Then it asserts:
Some of China’s finest poets — perhaps even the finest — were admirers of the merry drink. Let’s take a look at Li Bai 李白, whose immortal poetry is learned by heart in every classroom across China … Li Bai lived during the Tang Dynasty (618-907), often known as China’s Golden Age. His poems were often about the beauty of friendship, the wonders of nature, and wine … One of Li Bai’s poems, “Drinking Alone Under the Moon” (月下独酌 yuè xià dúzhuó), is a particularly beautiful ode to the beloved drink.
The entry then quotes an “artful translation” by John Derbyshire, with the poem in simplified Chinese characters and pinyin transcription.
Among the flowers with wine beneath the sky
Alone I drink — no friend or kin, just me
I raise my cup to toast the moon on high
That’s two of us; my shadow makes it three
But… is there any evidence (other than a tipsy inference from Li Bai’s name) that Li Bai was drinking baijiu when he wrote his poems about drinking?
There’s a long tradition of referring to jiu 酒 as “wine” when translating classical Chinese poetry, and because of decorum, zui 醉, which means drunk, has often been translated euphemistically with phrases like “rapt with wine.” It’s good that SupChina isn’t passing on that misconception, but my understanding is that the archaeological record of medieval Chinese drinking vessels is that they were goblets, and that they were drinking something pretty much like what we refer to today as beer.
See what Stephen Owen has had to say about it:
“Do you really think [those warriors] are running around drinking out of little sake cups?” Owen asked his colleague. “These guys drank from huge flagons made of metal”–he has actually seen one–“and sloshed their ale down by the gallon.” Owen objects to the old “translation language,” partly because it creates a false image of a very effeminate, aged, and weak China, but also because it makes no distinction in language between the “high-sensibility” people and “the guys that ride horses, assassinate people, and drink flagons of ale.”

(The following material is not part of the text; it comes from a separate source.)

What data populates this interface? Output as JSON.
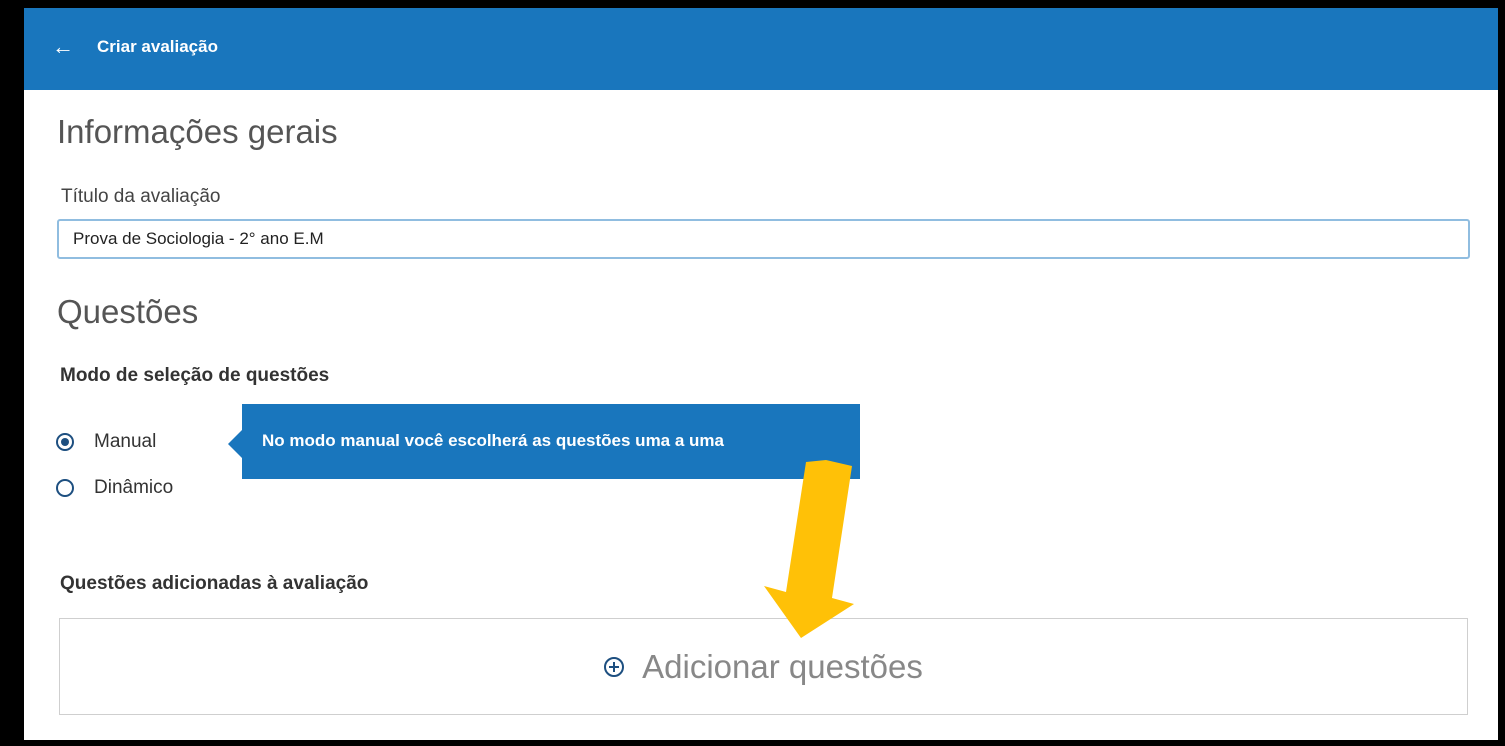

Take a look at the back pages of The True History of Tea, by Erling Hoh and Victor Mair, for more on medieval Chinese jiu.
Click the image for the SupChina article.